2002 Assistant Coach, Minnesota Vikings
A white-haired man moved swiftly through the airport in Atlanta with a cellphone pressed to his ear, pretending to hold a conversation so none of the people staring at him would approach. He stepped onto an airplane to Minneapolis that morning in mid-January and arranged his purgatory. George O'Leary had sown too much loyalty to be abandoned in hell.
Mike Tice, George's old high school quarterback who'd wept when he heard die shocking news, wanted thus man at his side as he took over the Vikings, the purple and gold—the same colors to which the two had brought glory at Central Islip High. "I get the benefit of it all," said Tice. "I get to have a better coach than me."
A few weeks later George reported for his first day on the job. The sky was black. The temperature was 15°. The time was 6:30 a.m. He hadn't felt the tingle yet but was pretty sure it would come. He pulled into the Vikings' parking lot, first one there, 30 seconds before Tice.
So what do we have here? A man who was tarred and feathered—and is already largely rehabilitated. A man off the hook for the $1.5 million payout, which Georgia Tech let slide, and earning roughly $300,000 a year. A man who's walking into a circle where men will take a step forward to slap him on the back and say, "What a bunch of bull," and "What a raw deal you got over something so small"—while people outside the circle will take a step back and see, from a wider angle, that it's not small, because what becomes of a society if no one's word means a thing?
What no one can know is what will happen on the field, George's old safe place, the first time he snarls and demands complete honesty from a player who knows his sin.

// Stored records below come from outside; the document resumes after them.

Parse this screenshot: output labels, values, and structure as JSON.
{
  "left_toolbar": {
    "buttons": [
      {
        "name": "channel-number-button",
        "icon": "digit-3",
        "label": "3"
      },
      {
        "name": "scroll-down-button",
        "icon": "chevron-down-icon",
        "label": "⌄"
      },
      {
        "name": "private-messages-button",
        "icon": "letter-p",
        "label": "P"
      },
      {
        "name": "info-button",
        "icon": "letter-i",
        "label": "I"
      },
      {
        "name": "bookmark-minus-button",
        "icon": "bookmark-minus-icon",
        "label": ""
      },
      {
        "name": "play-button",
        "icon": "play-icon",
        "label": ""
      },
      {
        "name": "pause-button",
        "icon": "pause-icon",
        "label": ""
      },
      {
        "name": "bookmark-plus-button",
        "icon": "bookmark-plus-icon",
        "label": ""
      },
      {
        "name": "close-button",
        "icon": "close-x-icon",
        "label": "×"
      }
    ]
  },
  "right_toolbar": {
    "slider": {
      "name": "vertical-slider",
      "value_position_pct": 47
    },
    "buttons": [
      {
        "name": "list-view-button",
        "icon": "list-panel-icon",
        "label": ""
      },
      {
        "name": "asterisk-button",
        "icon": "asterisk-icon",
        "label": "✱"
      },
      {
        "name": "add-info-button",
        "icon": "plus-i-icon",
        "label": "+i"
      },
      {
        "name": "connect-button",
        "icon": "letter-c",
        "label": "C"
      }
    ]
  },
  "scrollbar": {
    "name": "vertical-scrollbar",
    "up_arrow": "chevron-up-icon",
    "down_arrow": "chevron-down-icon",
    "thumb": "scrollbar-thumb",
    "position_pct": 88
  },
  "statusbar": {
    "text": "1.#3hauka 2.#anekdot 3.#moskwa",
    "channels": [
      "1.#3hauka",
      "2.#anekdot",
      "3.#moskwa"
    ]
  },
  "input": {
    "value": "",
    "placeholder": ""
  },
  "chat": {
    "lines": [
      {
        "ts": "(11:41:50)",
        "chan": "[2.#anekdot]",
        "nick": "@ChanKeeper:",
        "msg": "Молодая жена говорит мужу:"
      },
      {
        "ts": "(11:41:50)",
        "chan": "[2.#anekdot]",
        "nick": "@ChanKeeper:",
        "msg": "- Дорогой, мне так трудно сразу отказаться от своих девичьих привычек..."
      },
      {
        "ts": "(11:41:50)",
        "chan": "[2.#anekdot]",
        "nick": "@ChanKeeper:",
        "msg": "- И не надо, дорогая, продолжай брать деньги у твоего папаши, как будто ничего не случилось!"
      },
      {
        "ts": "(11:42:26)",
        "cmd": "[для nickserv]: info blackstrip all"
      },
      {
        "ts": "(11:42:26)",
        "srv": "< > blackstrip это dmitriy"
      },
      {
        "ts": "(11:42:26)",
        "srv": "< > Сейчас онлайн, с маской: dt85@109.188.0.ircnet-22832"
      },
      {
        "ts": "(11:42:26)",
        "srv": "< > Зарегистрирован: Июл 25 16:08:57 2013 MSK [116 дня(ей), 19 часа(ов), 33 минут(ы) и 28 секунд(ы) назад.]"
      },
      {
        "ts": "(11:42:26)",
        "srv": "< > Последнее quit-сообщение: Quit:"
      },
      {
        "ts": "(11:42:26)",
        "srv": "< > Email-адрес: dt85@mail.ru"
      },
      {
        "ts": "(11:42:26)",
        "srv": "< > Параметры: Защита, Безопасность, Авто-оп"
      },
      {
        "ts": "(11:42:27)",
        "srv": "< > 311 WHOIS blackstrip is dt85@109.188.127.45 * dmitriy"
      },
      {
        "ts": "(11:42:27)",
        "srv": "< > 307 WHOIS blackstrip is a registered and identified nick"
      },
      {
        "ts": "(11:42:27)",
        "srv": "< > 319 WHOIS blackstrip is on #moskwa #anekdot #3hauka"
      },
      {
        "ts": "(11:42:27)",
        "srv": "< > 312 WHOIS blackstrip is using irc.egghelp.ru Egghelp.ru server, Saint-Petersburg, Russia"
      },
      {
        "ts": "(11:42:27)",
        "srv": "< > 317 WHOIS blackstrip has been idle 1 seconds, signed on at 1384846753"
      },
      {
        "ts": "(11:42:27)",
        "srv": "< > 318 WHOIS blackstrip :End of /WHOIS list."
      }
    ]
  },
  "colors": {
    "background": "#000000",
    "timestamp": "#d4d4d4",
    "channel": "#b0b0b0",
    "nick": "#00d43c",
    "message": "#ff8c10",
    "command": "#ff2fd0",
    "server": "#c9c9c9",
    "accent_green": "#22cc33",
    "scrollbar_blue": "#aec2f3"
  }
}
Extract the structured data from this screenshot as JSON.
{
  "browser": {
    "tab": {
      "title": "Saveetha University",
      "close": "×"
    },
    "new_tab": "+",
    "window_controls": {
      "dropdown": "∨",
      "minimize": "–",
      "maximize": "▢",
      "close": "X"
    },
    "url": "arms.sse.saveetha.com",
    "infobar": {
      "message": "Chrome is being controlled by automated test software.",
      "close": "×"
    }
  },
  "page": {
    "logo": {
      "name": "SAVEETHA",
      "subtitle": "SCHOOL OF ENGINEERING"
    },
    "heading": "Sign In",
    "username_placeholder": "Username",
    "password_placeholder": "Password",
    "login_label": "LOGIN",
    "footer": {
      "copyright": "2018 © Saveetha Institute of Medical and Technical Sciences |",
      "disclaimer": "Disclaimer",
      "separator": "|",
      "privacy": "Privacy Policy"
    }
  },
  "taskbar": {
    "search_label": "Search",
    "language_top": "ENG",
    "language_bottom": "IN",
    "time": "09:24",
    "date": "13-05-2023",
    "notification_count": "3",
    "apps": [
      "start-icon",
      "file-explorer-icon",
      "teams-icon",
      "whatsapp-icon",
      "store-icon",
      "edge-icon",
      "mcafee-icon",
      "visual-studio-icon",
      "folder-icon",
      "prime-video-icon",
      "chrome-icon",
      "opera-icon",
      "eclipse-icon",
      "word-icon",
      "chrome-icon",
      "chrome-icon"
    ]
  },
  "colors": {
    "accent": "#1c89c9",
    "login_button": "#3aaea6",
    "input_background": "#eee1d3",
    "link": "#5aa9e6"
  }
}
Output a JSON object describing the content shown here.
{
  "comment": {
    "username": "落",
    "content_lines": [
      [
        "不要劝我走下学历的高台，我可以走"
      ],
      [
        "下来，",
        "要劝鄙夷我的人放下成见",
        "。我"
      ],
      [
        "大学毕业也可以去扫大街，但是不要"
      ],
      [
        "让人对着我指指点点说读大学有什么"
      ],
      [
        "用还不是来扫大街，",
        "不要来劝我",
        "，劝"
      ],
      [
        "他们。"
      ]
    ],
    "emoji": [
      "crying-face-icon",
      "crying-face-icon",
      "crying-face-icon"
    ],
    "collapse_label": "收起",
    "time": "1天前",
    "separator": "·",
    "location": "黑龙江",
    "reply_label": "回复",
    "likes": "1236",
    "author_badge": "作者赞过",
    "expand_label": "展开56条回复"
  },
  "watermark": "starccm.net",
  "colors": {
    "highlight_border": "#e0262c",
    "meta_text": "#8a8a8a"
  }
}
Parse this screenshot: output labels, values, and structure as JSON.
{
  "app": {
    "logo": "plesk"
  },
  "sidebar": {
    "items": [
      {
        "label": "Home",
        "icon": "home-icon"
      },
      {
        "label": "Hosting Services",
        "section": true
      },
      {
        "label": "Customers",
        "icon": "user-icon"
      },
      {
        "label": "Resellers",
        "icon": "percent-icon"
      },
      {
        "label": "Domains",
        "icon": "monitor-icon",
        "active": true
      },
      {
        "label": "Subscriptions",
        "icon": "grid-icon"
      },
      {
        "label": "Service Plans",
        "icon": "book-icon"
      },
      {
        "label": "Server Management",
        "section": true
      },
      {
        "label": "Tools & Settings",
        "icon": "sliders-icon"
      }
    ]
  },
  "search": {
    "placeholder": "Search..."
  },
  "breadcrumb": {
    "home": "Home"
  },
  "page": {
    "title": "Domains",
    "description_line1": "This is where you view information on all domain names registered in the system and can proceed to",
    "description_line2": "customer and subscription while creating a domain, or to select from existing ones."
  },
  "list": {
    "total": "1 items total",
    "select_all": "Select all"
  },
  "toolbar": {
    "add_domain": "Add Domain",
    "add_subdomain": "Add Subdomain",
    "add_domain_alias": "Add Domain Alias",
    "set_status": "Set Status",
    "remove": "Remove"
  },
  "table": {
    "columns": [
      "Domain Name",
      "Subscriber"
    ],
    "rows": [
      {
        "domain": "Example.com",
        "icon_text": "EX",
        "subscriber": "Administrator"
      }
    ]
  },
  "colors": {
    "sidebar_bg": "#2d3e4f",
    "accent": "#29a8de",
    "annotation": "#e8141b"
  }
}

And Luca? Over in Liverpool, N.Y., the old Italian continued to toss and turn at night, thinking of George and all the kids he'd steered to manhood, weighing the decision that he and his superintendent had made a quarter century ago—that the net worth of a man like George was more, much more, than the cost of his weakness. And shaking his head in sad wonder at the fear that whispers the oldest and biggest lie to us all: You're not good enough, you're not good enough, you're not good enough. And deciding that, still, he and his boss had been right to let George get away with playing with matches, even in the face of all that had come to pass, because...well, because his grandmother was right.
"'Piglia i buoni,' she always said to me," says Luca. "It means, 'Take the good'—in people. You have to give them the benefit of the doubt. You have to give the rose a chance to bloom, or it's a dark world."